Governor Tom Vilsack doubts he and state legislators will make any changes in the state law which forbids sex offenders from living within two-thousand feet of a school or day care. Small town city councils throughout the state have begun passing local ordinances to banish sex offenders from their communities.
The Des Moines City Council is considering an ordinance which would ban sex offenders from living in the only two neighborhoods in Des Moines which are not within two-thousand feet of a school or day care.
Governor Vilsack doubts legislators will try to prevent communities from taking those steps. “I mean, let’s be honest here,” Vilsack says. “Politically, does anybody see this actually happening?” The Iowa Civil Liberties Union has asked the U.S. Supreme Court to rule the living restrictions for sex offenders released from prison are unconstitutional. Vilsack suggests the political reality is state lawmakers will sit back and wait for the courts to rule. “My point of all this is to face the political reality of it,” Vilsack says.

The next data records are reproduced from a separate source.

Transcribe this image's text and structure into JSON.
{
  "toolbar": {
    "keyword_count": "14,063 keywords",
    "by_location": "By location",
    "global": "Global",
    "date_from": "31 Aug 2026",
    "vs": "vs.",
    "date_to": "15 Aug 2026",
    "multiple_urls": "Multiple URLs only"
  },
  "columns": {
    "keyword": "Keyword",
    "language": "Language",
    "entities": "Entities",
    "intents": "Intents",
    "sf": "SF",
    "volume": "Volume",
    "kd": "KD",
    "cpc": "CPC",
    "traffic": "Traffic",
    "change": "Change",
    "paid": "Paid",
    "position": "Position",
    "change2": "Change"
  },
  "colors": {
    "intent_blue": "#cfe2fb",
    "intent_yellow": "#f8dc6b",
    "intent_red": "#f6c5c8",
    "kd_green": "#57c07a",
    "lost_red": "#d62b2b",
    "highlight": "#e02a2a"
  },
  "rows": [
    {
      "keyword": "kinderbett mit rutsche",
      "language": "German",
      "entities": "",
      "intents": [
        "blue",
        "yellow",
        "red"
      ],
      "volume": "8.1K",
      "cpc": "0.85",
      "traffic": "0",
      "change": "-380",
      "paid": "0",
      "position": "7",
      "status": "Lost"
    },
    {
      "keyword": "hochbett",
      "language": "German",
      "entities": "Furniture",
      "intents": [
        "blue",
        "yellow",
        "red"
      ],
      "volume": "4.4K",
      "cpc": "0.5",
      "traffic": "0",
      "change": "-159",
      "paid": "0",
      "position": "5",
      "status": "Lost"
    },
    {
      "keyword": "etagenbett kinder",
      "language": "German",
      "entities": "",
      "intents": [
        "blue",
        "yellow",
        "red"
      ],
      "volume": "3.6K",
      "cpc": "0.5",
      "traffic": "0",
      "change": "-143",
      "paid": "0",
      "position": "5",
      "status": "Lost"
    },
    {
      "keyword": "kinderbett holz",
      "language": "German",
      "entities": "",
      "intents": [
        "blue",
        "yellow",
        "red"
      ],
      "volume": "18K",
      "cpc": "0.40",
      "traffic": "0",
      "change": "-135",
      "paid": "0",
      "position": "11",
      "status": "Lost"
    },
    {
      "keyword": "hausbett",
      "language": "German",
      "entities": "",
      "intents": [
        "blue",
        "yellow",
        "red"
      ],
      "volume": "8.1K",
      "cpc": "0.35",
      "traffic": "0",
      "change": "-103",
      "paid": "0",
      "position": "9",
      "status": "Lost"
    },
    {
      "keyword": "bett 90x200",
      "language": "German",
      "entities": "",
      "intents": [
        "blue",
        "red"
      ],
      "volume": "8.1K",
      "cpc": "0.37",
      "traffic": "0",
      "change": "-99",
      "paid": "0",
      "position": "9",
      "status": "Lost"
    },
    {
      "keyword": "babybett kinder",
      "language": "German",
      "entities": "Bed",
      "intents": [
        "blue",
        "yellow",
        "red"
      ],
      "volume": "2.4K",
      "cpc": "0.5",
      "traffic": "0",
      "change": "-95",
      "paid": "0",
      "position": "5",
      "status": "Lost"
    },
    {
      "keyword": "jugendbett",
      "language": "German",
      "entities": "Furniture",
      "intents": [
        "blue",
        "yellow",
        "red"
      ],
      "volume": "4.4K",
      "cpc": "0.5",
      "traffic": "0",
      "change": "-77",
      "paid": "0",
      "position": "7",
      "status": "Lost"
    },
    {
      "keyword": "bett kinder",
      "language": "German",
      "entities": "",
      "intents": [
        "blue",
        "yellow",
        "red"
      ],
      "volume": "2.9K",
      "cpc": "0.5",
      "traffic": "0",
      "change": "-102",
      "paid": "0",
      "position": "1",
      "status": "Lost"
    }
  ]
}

The governor says governors, legislators and city council members want to protect children. “Maybe we come up with imperfect ways, but the intent is to protect our children,” Vilsack says. Vilsack says during his walk last week through small town Iowa, he heard from mayors who were concerned sex offenders would begin moving out of cities and into small towns. “I think what you’re seeing is a reaction and a justifiable reaction on the part of Iowans to protecting their children,” Vilsack says.